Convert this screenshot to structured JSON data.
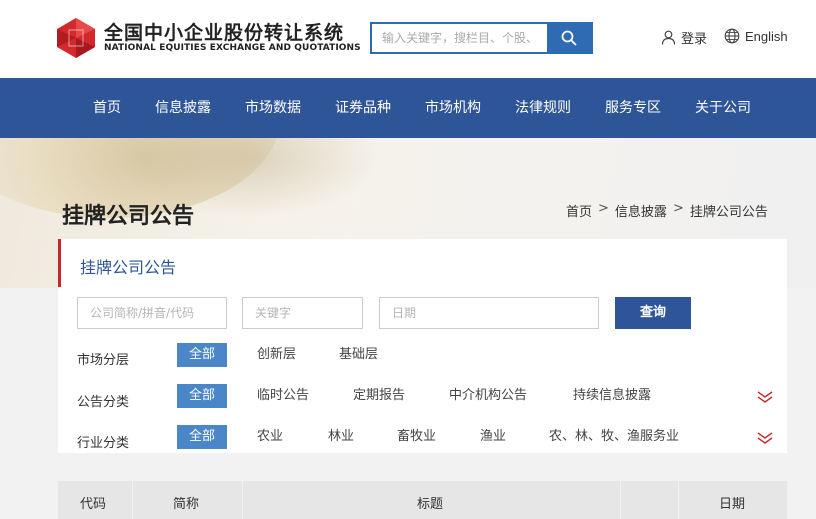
{
  "brand": {
    "name_cn": "全国中小企业股份转让系统",
    "name_en": "NATIONAL EQUITIES EXCHANGE AND QUOTATIONS"
  },
  "search": {
    "placeholder": "输入关键字，搜栏目、个股、"
  },
  "header": {
    "login_label": "登录",
    "language_label": "English"
  },
  "nav": {
    "items": [
      {
        "label": "首页"
      },
      {
        "label": "信息披露"
      },
      {
        "label": "市场数据"
      },
      {
        "label": "证券品种"
      },
      {
        "label": "市场机构"
      },
      {
        "label": "法律规则"
      },
      {
        "label": "服务专区"
      },
      {
        "label": "关于公司"
      }
    ]
  },
  "page": {
    "title": "挂牌公司公告"
  },
  "breadcrumb": {
    "items": [
      {
        "label": "首页"
      },
      {
        "label": "信息披露"
      },
      {
        "label": "挂牌公司公告"
      }
    ],
    "separator": ">"
  },
  "panel": {
    "title": "挂牌公司公告",
    "company_placeholder": "公司简称/拼音/代码",
    "keyword_placeholder": "关键字",
    "date_placeholder": "日期",
    "query_label": "查询"
  },
  "filters": {
    "market": {
      "label": "市场分层",
      "options": [
        "全部",
        "创新层",
        "基础层"
      ],
      "selected": "全部"
    },
    "announcement": {
      "label": "公告分类",
      "options": [
        "全部",
        "临时公告",
        "定期报告",
        "中介机构公告",
        "持续信息披露"
      ],
      "selected": "全部"
    },
    "industry": {
      "label": "行业分类",
      "options": [
        "全部",
        "农业",
        "林业",
        "畜牧业",
        "渔业",
        "农、林、牧、渔服务业"
      ],
      "selected": "全部"
    }
  },
  "table": {
    "columns": [
      "代码",
      "简称",
      "标题",
      "日期"
    ]
  },
  "colors": {
    "nav_bg": "#2e5597",
    "accent_red": "#c7282a",
    "chip_active": "#4a86c8",
    "search_blue": "#2f6bb3"
  }
}
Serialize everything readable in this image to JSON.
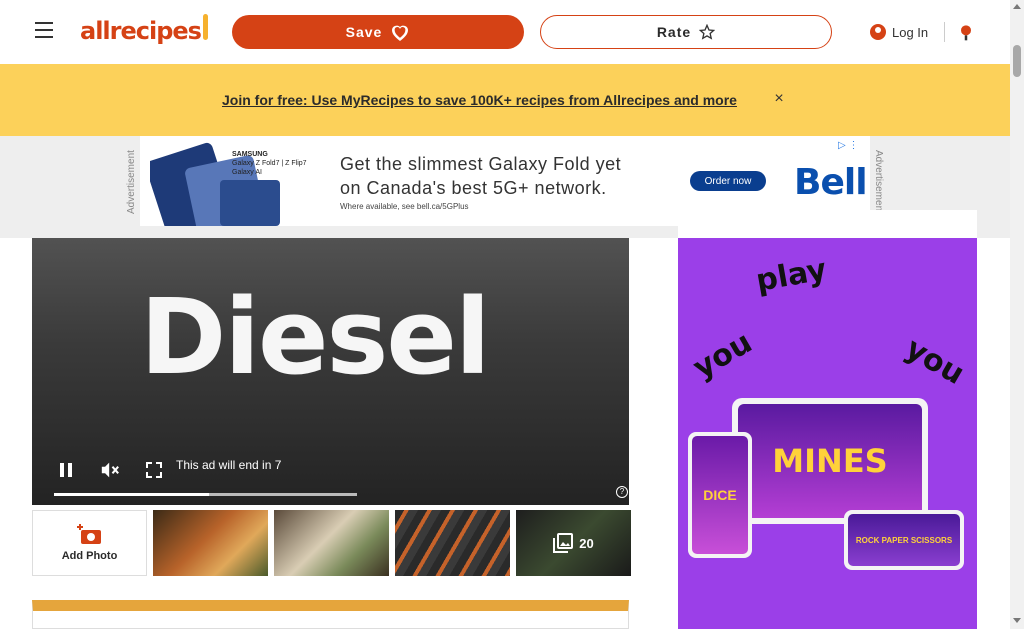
{
  "header": {
    "logo_text": "allrecipes",
    "save_label": "Save",
    "rate_label": "Rate",
    "login_label": "Log In"
  },
  "banner": {
    "link_text": "Join for free: Use MyRecipes to save 100K+ recipes from Allrecipes and more",
    "close_symbol": "×"
  },
  "ad_strip": {
    "label": "Advertisement",
    "brand_top": "SAMSUNG",
    "product_line1": "Galaxy Z Fold7 | Z Flip7",
    "product_line2": "Galaxy AI",
    "headline_line1": "Get the slimmest Galaxy Fold yet",
    "headline_line2": "on Canada's best 5G+ network.",
    "fineprint": "Where available, see bell.ca/5GPlus",
    "cta": "Order now",
    "brand": "Bell"
  },
  "video": {
    "title": "Diesel",
    "status_text": "This ad will end in 7",
    "progress": 0.51,
    "help_symbol": "?"
  },
  "gallery": {
    "add_photo_label": "Add Photo",
    "more_count": "20"
  },
  "side_ad": {
    "words": [
      "play",
      "you",
      "you"
    ],
    "game1": "DICE",
    "game2": "MINES",
    "game3": "ROCK PAPER SCISSORS"
  },
  "colors": {
    "brand": "#d54215",
    "banner": "#fcd15a",
    "accent_bar": "#e5a53c",
    "side_ad_bg": "#9b3fe8"
  }
}
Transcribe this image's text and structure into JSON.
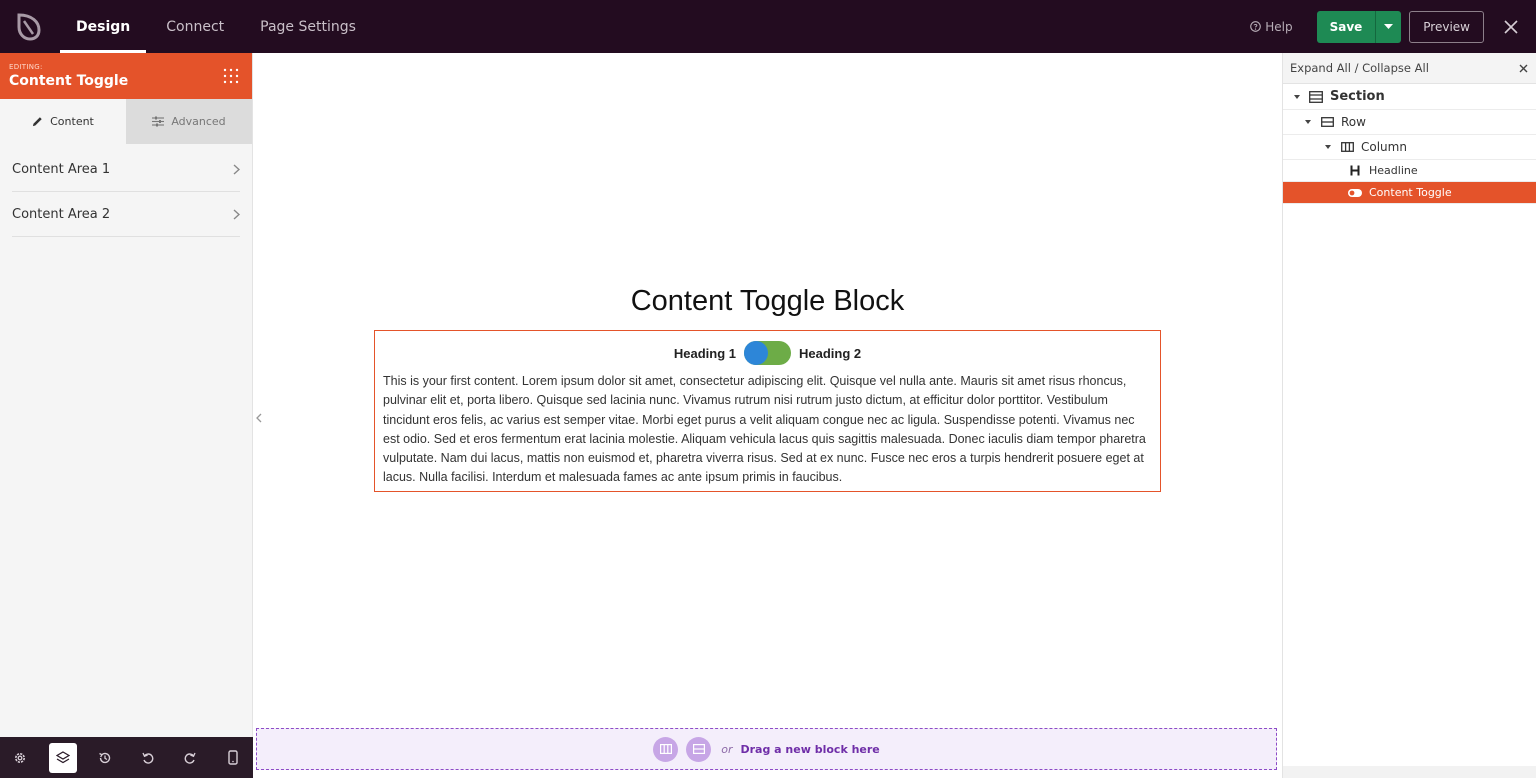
{
  "topbar": {
    "tabs": [
      {
        "label": "Design",
        "active": true
      },
      {
        "label": "Connect",
        "active": false
      },
      {
        "label": "Page Settings",
        "active": false
      }
    ],
    "help_label": "Help",
    "save_label": "Save",
    "preview_label": "Preview"
  },
  "left_panel": {
    "editing_label": "EDITING:",
    "editing_title": "Content Toggle",
    "tabs": [
      {
        "label": "Content",
        "icon": "pencil-icon",
        "active": true
      },
      {
        "label": "Advanced",
        "icon": "sliders-icon",
        "active": false
      }
    ],
    "sections": [
      {
        "label": "Content Area 1"
      },
      {
        "label": "Content Area 2"
      }
    ]
  },
  "canvas": {
    "headline": "Content Toggle Block",
    "toggle": {
      "heading_1": "Heading 1",
      "heading_2": "Heading 2",
      "content": "This is your first content. Lorem ipsum dolor sit amet, consectetur adipiscing elit. Quisque vel nulla ante. Mauris sit amet risus rhoncus, pulvinar elit et, porta libero. Quisque sed lacinia nunc. Vivamus rutrum nisi rutrum justo dictum, at efficitur dolor porttitor. Vestibulum tincidunt eros felis, ac varius est semper vitae. Morbi eget purus a velit aliquam congue nec ac ligula. Suspendisse potenti. Vivamus nec est odio. Sed et eros fermentum erat lacinia molestie. Aliquam vehicula lacus quis sagittis malesuada. Donec iaculis diam tempor pharetra vulputate. Nam dui lacus, mattis non euismod et, pharetra viverra risus. Sed at ex nunc. Fusce nec eros a turpis hendrerit posuere eget at lacus. Nulla facilisi. Interdum et malesuada fames ac ante ipsum primis in faucibus."
    },
    "dropzone": {
      "or_label": "or",
      "text": "Drag a new block here"
    }
  },
  "right_panel": {
    "header": "Expand All / Collapse All",
    "tree": {
      "section": "Section",
      "row": "Row",
      "column": "Column",
      "headline": "Headline",
      "content_toggle": "Content Toggle"
    }
  },
  "colors": {
    "topbar_bg": "#230c20",
    "accent_orange": "#e4532a",
    "save_green": "#1e8a54",
    "toggle_green": "#6dac47",
    "toggle_blue": "#2d86d8",
    "dropzone_purple": "#8d4bc7"
  }
}
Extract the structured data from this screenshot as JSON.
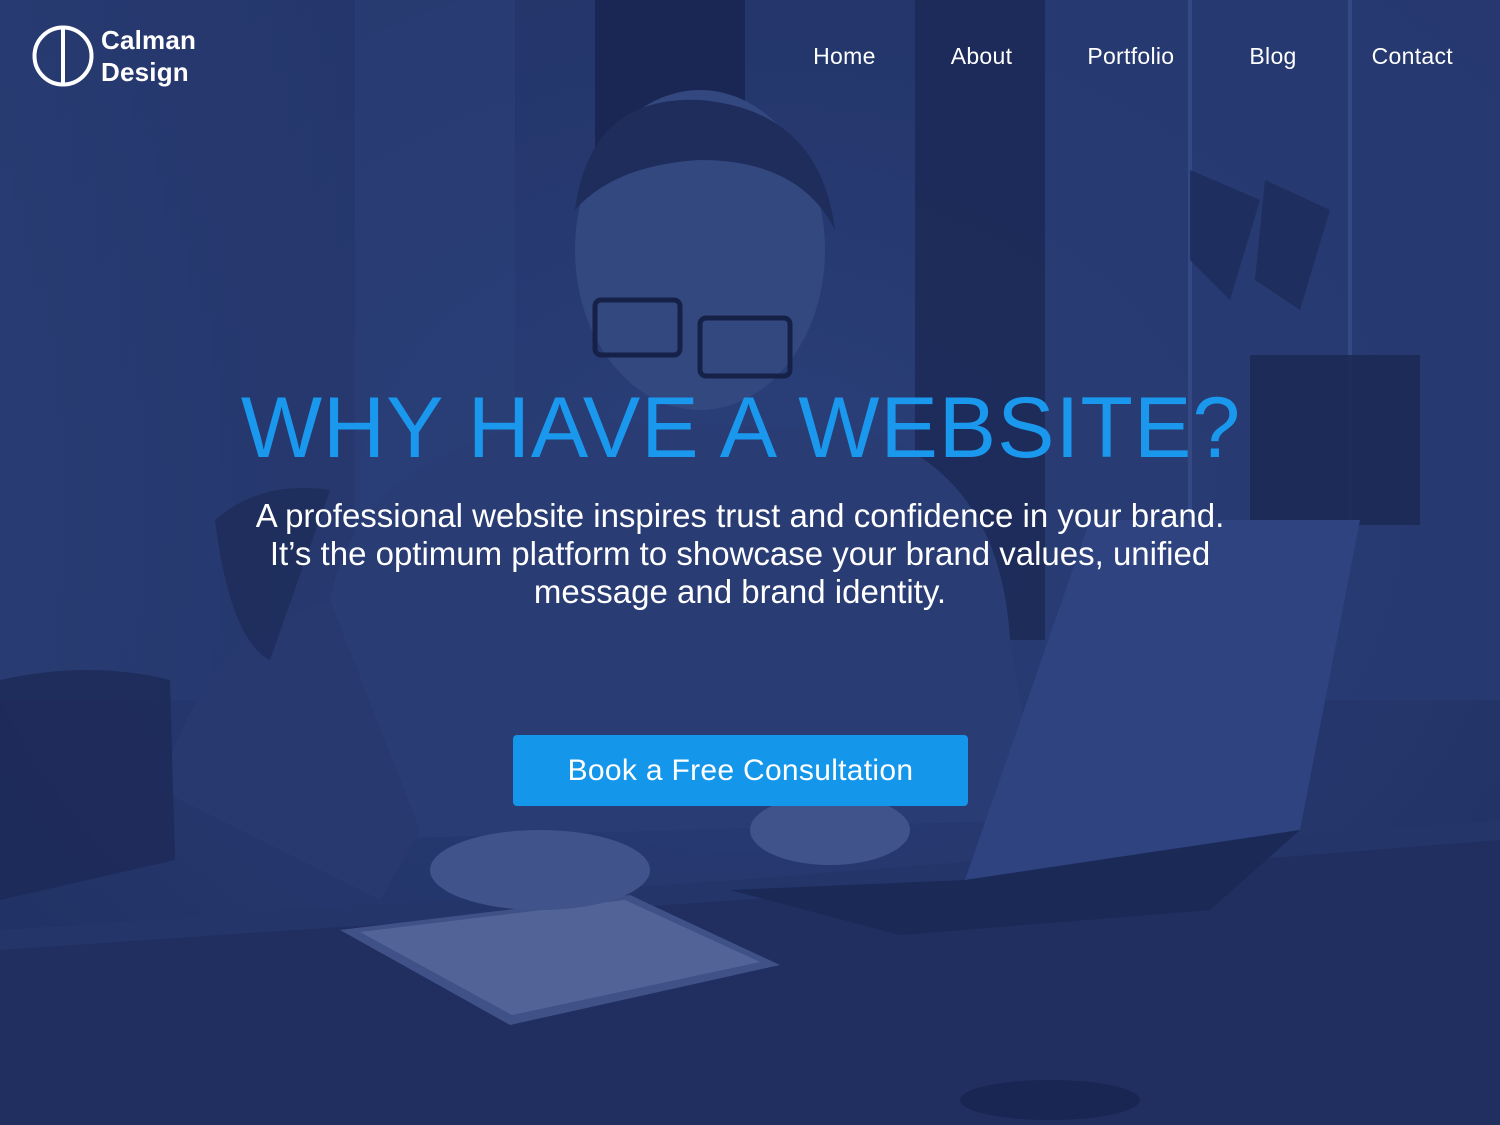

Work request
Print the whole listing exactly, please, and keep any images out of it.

Answer
Convert this screenshot to structured JSON data.
{
  "brand": {
    "name_cn": "全国中小企业股份转让系统",
    "name_en": "NATIONAL EQUITIES EXCHANGE AND QUOTATIONS"
  },
  "search": {
    "placeholder": "输入关键字，搜栏目、个股、"
  },
  "header": {
    "login_label": "登录",
    "language_label": "English"
  },
  "nav": {
    "items": [
      {
        "label": "首页"
      },
      {
        "label": "信息披露"
      },
      {
        "label": "市场数据"
      },
      {
        "label": "证券品种"
      },
      {
        "label": "市场机构"
      },
      {
        "label": "法律规则"
      },
      {
        "label": "服务专区"
      },
      {
        "label": "关于公司"
      }
    ]
  },
  "page": {
    "title": "挂牌公司公告"
  },
  "breadcrumb": {
    "items": [
      {
        "label": "首页"
      },
      {
        "label": "信息披露"
      },
      {
        "label": "挂牌公司公告"
      }
    ],
    "separator": ">"
  },
  "panel": {
    "title": "挂牌公司公告",
    "company_placeholder": "公司简称/拼音/代码",
    "keyword_placeholder": "关键字",
    "date_placeholder": "日期",
    "query_label": "查询"
  },
  "filters": {
    "market": {
      "label": "市场分层",
      "options": [
        "全部",
        "创新层",
        "基础层"
      ],
      "selected": "全部"
    },
    "announcement": {
      "label": "公告分类",
      "options": [
        "全部",
        "临时公告",
        "定期报告",
        "中介机构公告",
        "持续信息披露"
      ],
      "selected": "全部"
    },
    "industry": {
      "label": "行业分类",
      "options": [
        "全部",
        "农业",
        "林业",
        "畜牧业",
        "渔业",
        "农、林、牧、渔服务业"
      ],
      "selected": "全部"
    }
  },
  "table": {
    "columns": [
      "代码",
      "简称",
      "标题",
      "日期"
    ]
  },
  "colors": {
    "nav_bg": "#2e5597",
    "accent_red": "#c7282a",
    "chip_active": "#4a86c8",
    "search_blue": "#2f6bb3"
  }
}
Serialize everything readable in this image to JSON.
{
  "header": {
    "logo_text": "allrecipes",
    "save_label": "Save",
    "rate_label": "Rate",
    "login_label": "Log In"
  },
  "banner": {
    "link_text": "Join for free: Use MyRecipes to save 100K+ recipes from Allrecipes and more",
    "close_symbol": "×"
  },
  "ad_strip": {
    "label": "Advertisement",
    "brand_top": "SAMSUNG",
    "product_line1": "Galaxy Z Fold7 | Z Flip7",
    "product_line2": "Galaxy AI",
    "headline_line1": "Get the slimmest Galaxy Fold yet",
    "headline_line2": "on Canada's best 5G+ network.",
    "fineprint": "Where available, see bell.ca/5GPlus",
    "cta": "Order now",
    "brand": "Bell"
  },
  "video": {
    "title": "Diesel",
    "status_text": "This ad will end in 7",
    "progress": 0.51,
    "help_symbol": "?"
  },
  "gallery": {
    "add_photo_label": "Add Photo",
    "more_count": "20"
  },
  "side_ad": {
    "words": [
      "play",
      "you",
      "you"
    ],
    "game1": "DICE",
    "game2": "MINES",
    "game3": "ROCK PAPER SCISSORS"
  },
  "colors": {
    "brand": "#d54215",
    "banner": "#fcd15a",
    "accent_bar": "#e5a53c",
    "side_ad_bg": "#9b3fe8"
  }
}
Transcribe this image's text and structure into JSON.
{
  "topbar": {
    "tabs": [
      {
        "label": "Design",
        "active": true
      },
      {
        "label": "Connect",
        "active": false
      },
      {
        "label": "Page Settings",
        "active": false
      }
    ],
    "help_label": "Help",
    "save_label": "Save",
    "preview_label": "Preview"
  },
  "left_panel": {
    "editing_label": "EDITING:",
    "editing_title": "Content Toggle",
    "tabs": [
      {
        "label": "Content",
        "icon": "pencil-icon",
        "active": true
      },
      {
        "label": "Advanced",
        "icon": "sliders-icon",
        "active": false
      }
    ],
    "sections": [
      {
        "label": "Content Area 1"
      },
      {
        "label": "Content Area 2"
      }
    ]
  },
  "canvas": {
    "headline": "Content Toggle Block",
    "toggle": {
      "heading_1": "Heading 1",
      "heading_2": "Heading 2",
      "content": "This is your first content. Lorem ipsum dolor sit amet, consectetur adipiscing elit. Quisque vel nulla ante. Mauris sit amet risus rhoncus, pulvinar elit et, porta libero. Quisque sed lacinia nunc. Vivamus rutrum nisi rutrum justo dictum, at efficitur dolor porttitor. Vestibulum tincidunt eros felis, ac varius est semper vitae. Morbi eget purus a velit aliquam congue nec ac ligula. Suspendisse potenti. Vivamus nec est odio. Sed et eros fermentum erat lacinia molestie. Aliquam vehicula lacus quis sagittis malesuada. Donec iaculis diam tempor pharetra vulputate. Nam dui lacus, mattis non euismod et, pharetra viverra risus. Sed at ex nunc. Fusce nec eros a turpis hendrerit posuere eget at lacus. Nulla facilisi. Interdum et malesuada fames ac ante ipsum primis in faucibus."
    },
    "dropzone": {
      "or_label": "or",
      "text": "Drag a new block here"
    }
  },
  "right_panel": {
    "header": "Expand All / Collapse All",
    "tree": {
      "section": "Section",
      "row": "Row",
      "column": "Column",
      "headline": "Headline",
      "content_toggle": "Content Toggle"
    }
  },
  "colors": {
    "topbar_bg": "#230c20",
    "accent_orange": "#e4532a",
    "save_green": "#1e8a54",
    "toggle_green": "#6dac47",
    "toggle_blue": "#2d86d8",
    "dropzone_purple": "#8d4bc7"
  }
}
Extract the structured data from this screenshot as JSON.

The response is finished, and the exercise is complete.